Interactions With Heterospecific Males Do Not Affect How Female Mesocricetus Hamsters Respond to Conspecific Males

Document Type


Publication Title

Animal Behaviour

Publication Date



aggression, hamster, interspecific mating, lordosis, mesocricetus, reproductive interference

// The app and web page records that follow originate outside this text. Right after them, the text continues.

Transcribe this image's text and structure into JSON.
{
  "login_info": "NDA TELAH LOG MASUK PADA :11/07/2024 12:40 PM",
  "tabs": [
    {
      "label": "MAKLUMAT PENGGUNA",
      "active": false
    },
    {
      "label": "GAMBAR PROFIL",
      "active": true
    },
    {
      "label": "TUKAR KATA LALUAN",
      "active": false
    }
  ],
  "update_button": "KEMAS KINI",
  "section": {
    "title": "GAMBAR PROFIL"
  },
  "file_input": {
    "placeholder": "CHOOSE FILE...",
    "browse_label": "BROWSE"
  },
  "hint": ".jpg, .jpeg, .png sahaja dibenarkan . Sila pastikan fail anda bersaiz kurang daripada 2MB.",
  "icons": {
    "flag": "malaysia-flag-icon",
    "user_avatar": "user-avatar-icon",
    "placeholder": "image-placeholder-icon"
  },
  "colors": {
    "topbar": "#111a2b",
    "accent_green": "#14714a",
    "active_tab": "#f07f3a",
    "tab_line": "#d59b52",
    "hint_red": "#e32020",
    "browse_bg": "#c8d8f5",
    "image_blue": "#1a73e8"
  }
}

Reproductive interference includes any interspecific interaction that reduces the fitness of one or both species involved. There are several types of reproductive interference, but they normally involve the direct cost of interacting or mating with heterospecifics. An indirect cost of interacting with heterospecific individuals is a consequent reduction in successful interactions with conspecifics. We tested the hypothesis that being aggressive towards a heterospecific individual will diminish sexual responses towards conspecifics in later encounters. We used two species of Mesocricetus hamsters (Syrian and Turkish hamsters), whose interspecific interactions have previously been determined. We exposed or both exposed and paired Syrian hamster females with a conspecific or a heterospecific male. Five minutes later, we paired all females with a conspecific male and measured the latency to lordosis, the duration of lordosis and any incidence of aggression. We found that (1) interactions with heterospecific males did not affect how females responded to conspecific males in later encounters and (2) previous pairing of female subjects with either conspecific or heterospecific males promoted a faster sexual response by females in subsequent interactions with conspecific males. Thus, aggressive interactions of Syrian hamster females with heterospecific males, contrary to our initial hypothesis, had a positive effect on subsequent interactions with conspecific males.

Funding Source

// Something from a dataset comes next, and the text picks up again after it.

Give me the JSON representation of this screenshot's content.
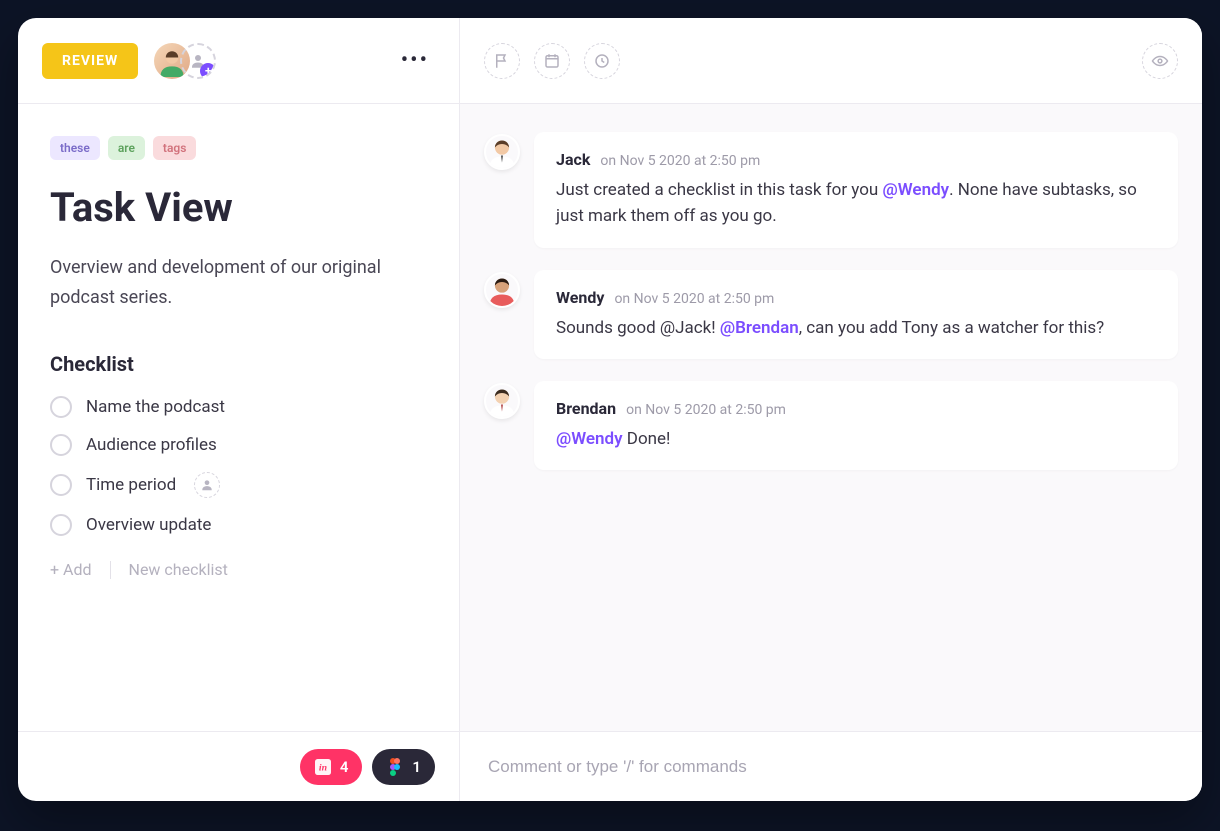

This work was supported by NIMH grant NIMH 5 R01 MHO58001-08 to R.E.J. and a Ramón y Cajal fellowship from the Spanish government to J.d-T.

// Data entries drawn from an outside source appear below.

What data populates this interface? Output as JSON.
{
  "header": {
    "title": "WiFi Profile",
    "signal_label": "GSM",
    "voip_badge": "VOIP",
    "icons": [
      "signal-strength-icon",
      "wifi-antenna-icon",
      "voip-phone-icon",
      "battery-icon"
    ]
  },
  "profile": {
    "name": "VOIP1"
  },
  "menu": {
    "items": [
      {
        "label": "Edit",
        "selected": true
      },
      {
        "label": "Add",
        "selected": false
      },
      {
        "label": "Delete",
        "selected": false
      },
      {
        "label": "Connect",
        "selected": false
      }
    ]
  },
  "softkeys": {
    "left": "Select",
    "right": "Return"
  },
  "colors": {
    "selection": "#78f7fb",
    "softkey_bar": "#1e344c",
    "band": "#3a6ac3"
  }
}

This article was originally published as delBarco-Trillo, J. and Johnston, R.E. (2013) Interactions with heterospecific males do not affect how female Mesocricetus hamsters respond to conspecific males. Animal Behaviour. 85: 151-155.